On site at the campus is the award-winning Norman Foster designed Sainsbury Centre for Visual Arts. An art gallery and museum, it houses a permanent collection which is free to view, and hosts regular exhibitions. Set aside some time to explore its Sculpture Park as well, set within 350 acres of parkland and featuring outstanding art for all to enjoy.
For some of the best views of Norwich, head up to Mousehold Heath, just north of the city centre. Park up for free and explore the heathland and woodland – there’s 184 acres to discover! Uncover the wildlife that lives there, which includes birds, lizards, dragonflies and small mammals. Or perhaps enjoy a romantic picnic overlooking the city. Or you can even take the whole family to the pitch and putt for a fun day out.
Not many people know this, but Norwich is the only city in the country within a national park; The Broads National Park. And just 2 miles from the city centre is Whitlingham Country Park, with 280 acres of nature to enjoy. And it’s free to visit!
Take a bike ride around the broad before stopping at the cafe for refreshments. Or if you’re feeling a little adventurous, why not get out on the water with kayaking, sailing, windsurfing and more available with Whitlingham Adventure.
Norwich may not be the biggest city out there, but its art and culture offering is surely one of the largest around.
There are a whole host of incredible theaters in the city, with a wide range of programming.

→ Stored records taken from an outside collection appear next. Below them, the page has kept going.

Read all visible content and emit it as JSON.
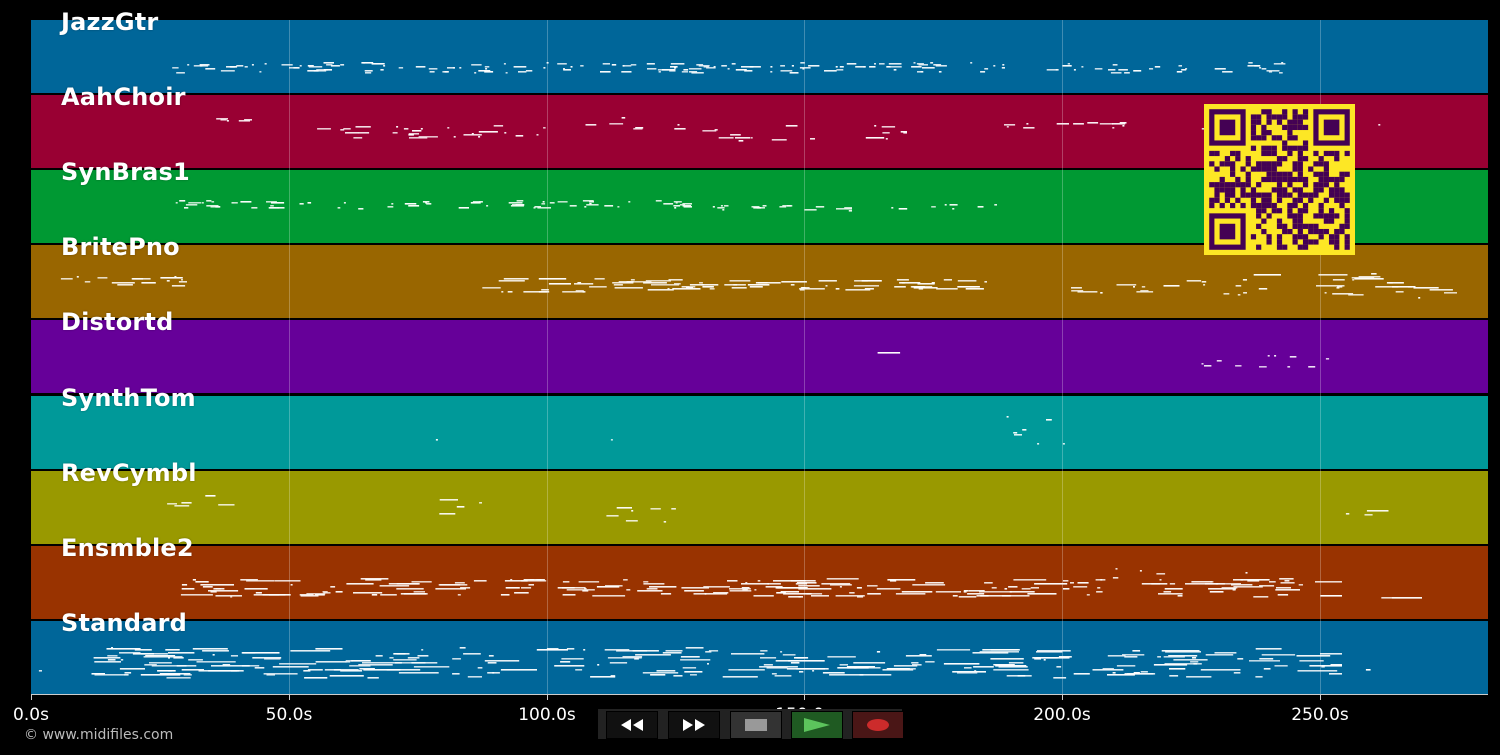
{
  "tracks": [
    {
      "name": "JazzGtr",
      "color": "#006699"
    },
    {
      "name": "AahChoir",
      "color": "#990033"
    },
    {
      "name": "SynBras1",
      "color": "#009933"
    },
    {
      "name": "BritePno",
      "color": "#996600"
    },
    {
      "name": "Distortd",
      "color": "#660099"
    },
    {
      "name": "SynthTom",
      "color": "#009999"
    },
    {
      "name": "RevCymbl",
      "color": "#999900"
    },
    {
      "name": "Ensmble2",
      "color": "#993300"
    },
    {
      "name": "Standard",
      "color": "#006699"
    }
  ],
  "axis": {
    "ticks": [
      "0.0s",
      "50.0s",
      "100.0s",
      "150.0s",
      "200.0s",
      "250.0s"
    ]
  },
  "copyright": "© www.midifiles.com",
  "transport": {
    "rewind_icon": "rewind-icon",
    "fast_forward_icon": "fast-forward-icon",
    "stop_icon": "stop-icon",
    "play_icon": "play-icon",
    "record_icon": "record-icon"
  },
  "colors": {
    "background": "#000000",
    "qr_fg": "#440154",
    "qr_bg": "#fde725",
    "note": "#ffffff"
  }
}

From West End musicals to fringe shows and comedy nights.
Visit Norwich Theatre Royal on Theatre Street for outstanding touring productions, the Norwich Playhouse for fringe favourites (and a brilliant bar), and the Norwich Puppet Theatre, housed in a Grade I listed church, for family fun.
Don’t forget to visit the city during May, where the Norfolk and Norwich Festival takes place. The annual festival which spans 17 days, features a world-class programme of music, theatre, literature and more across the city.

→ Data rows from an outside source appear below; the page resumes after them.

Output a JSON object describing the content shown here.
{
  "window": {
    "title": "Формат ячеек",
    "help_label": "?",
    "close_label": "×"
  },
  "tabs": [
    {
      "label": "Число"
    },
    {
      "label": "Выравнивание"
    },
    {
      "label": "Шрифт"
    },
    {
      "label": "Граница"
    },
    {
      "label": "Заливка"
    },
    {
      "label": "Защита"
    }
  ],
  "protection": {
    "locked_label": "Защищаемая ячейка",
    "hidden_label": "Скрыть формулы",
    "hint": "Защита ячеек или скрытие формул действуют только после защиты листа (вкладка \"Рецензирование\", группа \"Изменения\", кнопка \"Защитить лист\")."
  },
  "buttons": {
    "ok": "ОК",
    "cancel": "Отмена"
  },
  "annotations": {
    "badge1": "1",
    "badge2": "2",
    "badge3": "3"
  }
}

A unique, Grade I listed medieval trading hall, Dragon Hall is also home to the National Centre for Writing.
The National Centre for Writing celebrates and supports creative writing and literary translation, with an ongoing programme of collaborations and projects. The centre hosts literary events throughout the year, and there are semi-regular tours of Dragon Hall itself throughout the year.
A unique space right in the centre of the city, The Forum is the heart of community events in Norwich. Designed by award-winning architect, Sir Michael Hopkins, it’s home to film festivals, science festivals, makers festivals, shopping and food fairs and more all throughout the year. Plus, it’s home to the most popular public library in the UK, a cafe and a restaurant.

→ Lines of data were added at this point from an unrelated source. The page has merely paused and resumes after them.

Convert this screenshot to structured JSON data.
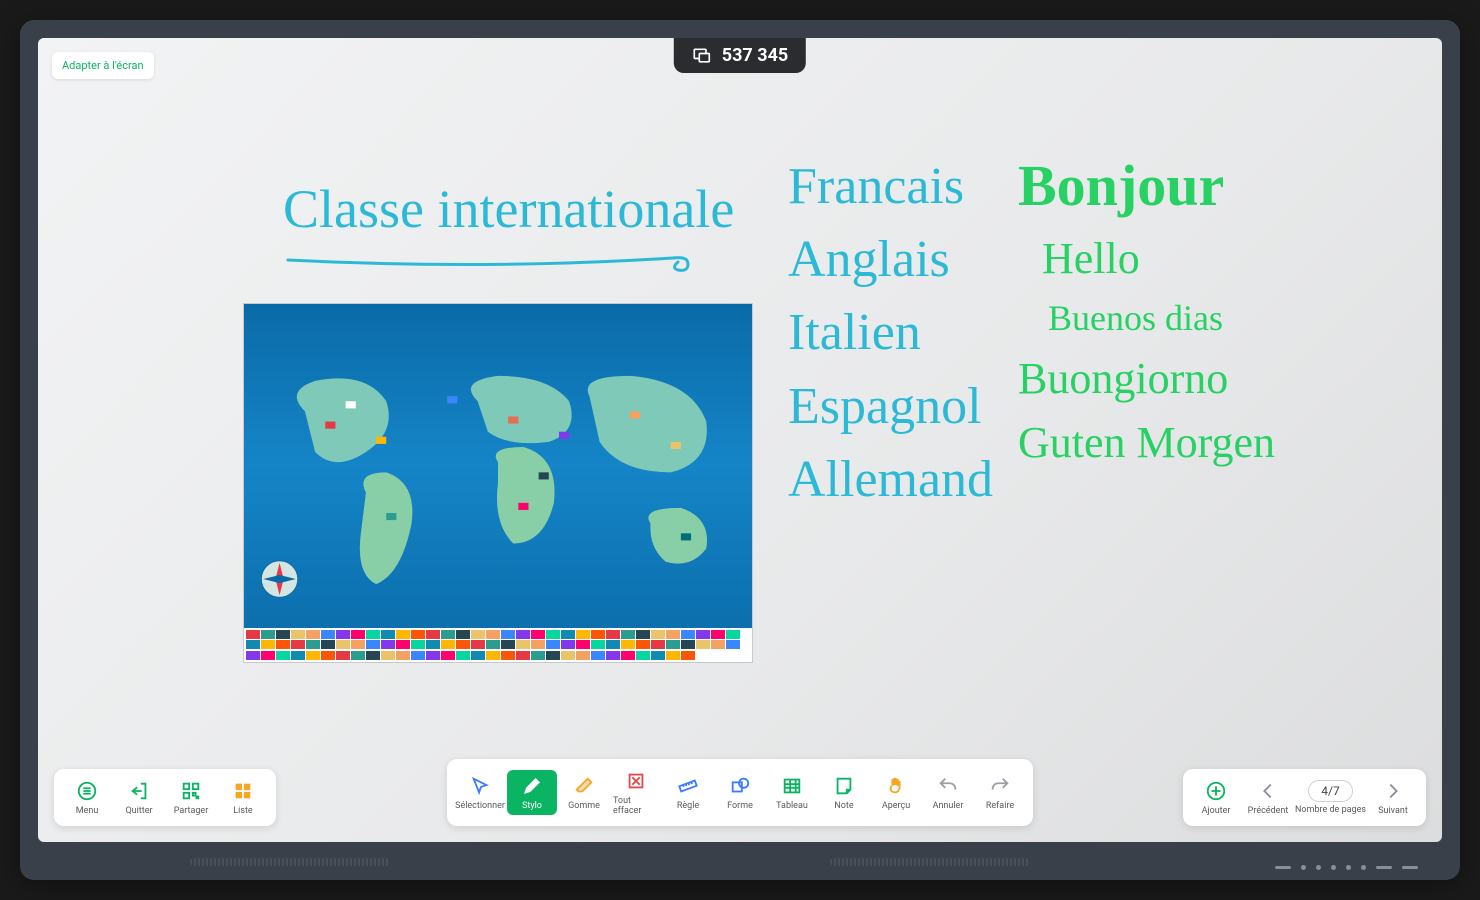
{
  "colors": {
    "accent": "#0ab463",
    "ink_blue": "#2cb9d6",
    "ink_green": "#27d164"
  },
  "header": {
    "fit_button": "Adapter à l'écran",
    "session_code": "537 345"
  },
  "board": {
    "title": "Classe internationale",
    "languages": [
      "Francais",
      "Anglais",
      "Italien",
      "Espagnol",
      "Allemand"
    ],
    "greetings": [
      "Bonjour",
      "Hello",
      "Buenos dias",
      "Buongiorno",
      "Guten Morgen"
    ]
  },
  "toolbars": {
    "left": [
      {
        "id": "menu",
        "label": "Menu",
        "icon": "menu"
      },
      {
        "id": "quit",
        "label": "Quitter",
        "icon": "exit"
      },
      {
        "id": "share",
        "label": "Partager",
        "icon": "qr"
      },
      {
        "id": "list",
        "label": "Liste",
        "icon": "grid"
      }
    ],
    "center": [
      {
        "id": "select",
        "label": "Sélectionner",
        "icon": "cursor"
      },
      {
        "id": "pen",
        "label": "Stylo",
        "icon": "pen",
        "active": true
      },
      {
        "id": "eraser",
        "label": "Gomme",
        "icon": "eraser"
      },
      {
        "id": "clear",
        "label": "Tout effacer",
        "icon": "clear"
      },
      {
        "id": "ruler",
        "label": "Règle",
        "icon": "ruler"
      },
      {
        "id": "shape",
        "label": "Forme",
        "icon": "shape"
      },
      {
        "id": "table",
        "label": "Tableau",
        "icon": "table"
      },
      {
        "id": "note",
        "label": "Note",
        "icon": "note"
      },
      {
        "id": "preview",
        "label": "Aperçu",
        "icon": "hand"
      },
      {
        "id": "undo",
        "label": "Annuler",
        "icon": "undo"
      },
      {
        "id": "redo",
        "label": "Refaire",
        "icon": "redo"
      }
    ],
    "right": {
      "add": "Ajouter",
      "prev": "Précédent",
      "pages_label": "Nombre de pages",
      "pages_value": "4/7",
      "next": "Suivant"
    }
  }
}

Just opposite The Forum is St Peter Mancroft. The largest church in Norwich after the two cathedrals, it has stood in the centre of the city for almost 600 years. The church is open to visitors and for private prayer, and hosts exhibitions.
In October 2021, it will be home to Gaia, a 6 metre in diameter art installation created by Luke Jerram, depicting the Earth.
The Museum of Norwich at the Bridewell is the perfect place to go to round off a trip to Norwich. Telling the story of Norwich’s industries, and the people who lived here from medieval to modern day, it showcases the cities history and achievements.
Temporary exhibitions and events are listed on its website, with admission only £6.70 for adults and £6.20 for children. Plan ahead and visit when there’s tours of the 14th century undercroft below the building.
Head away from the main shopping streets and towards the Norman Cathedral which dominates the Norfolk skyline with its famous 315-foot spire. Discover the Ethelbert Gate which was constructed as penance for the city’s excommunication. Or visit Elm Hill, one of the most complete medieval streets in the UK. And Cow Tower has defended the River Wensum since the 1300s. Once a market, Tombland has been the hub of city nightlife for decades. Norwich Cathedral Quarter is one of the city’s most popular spots, there’s plenty to see when you visit.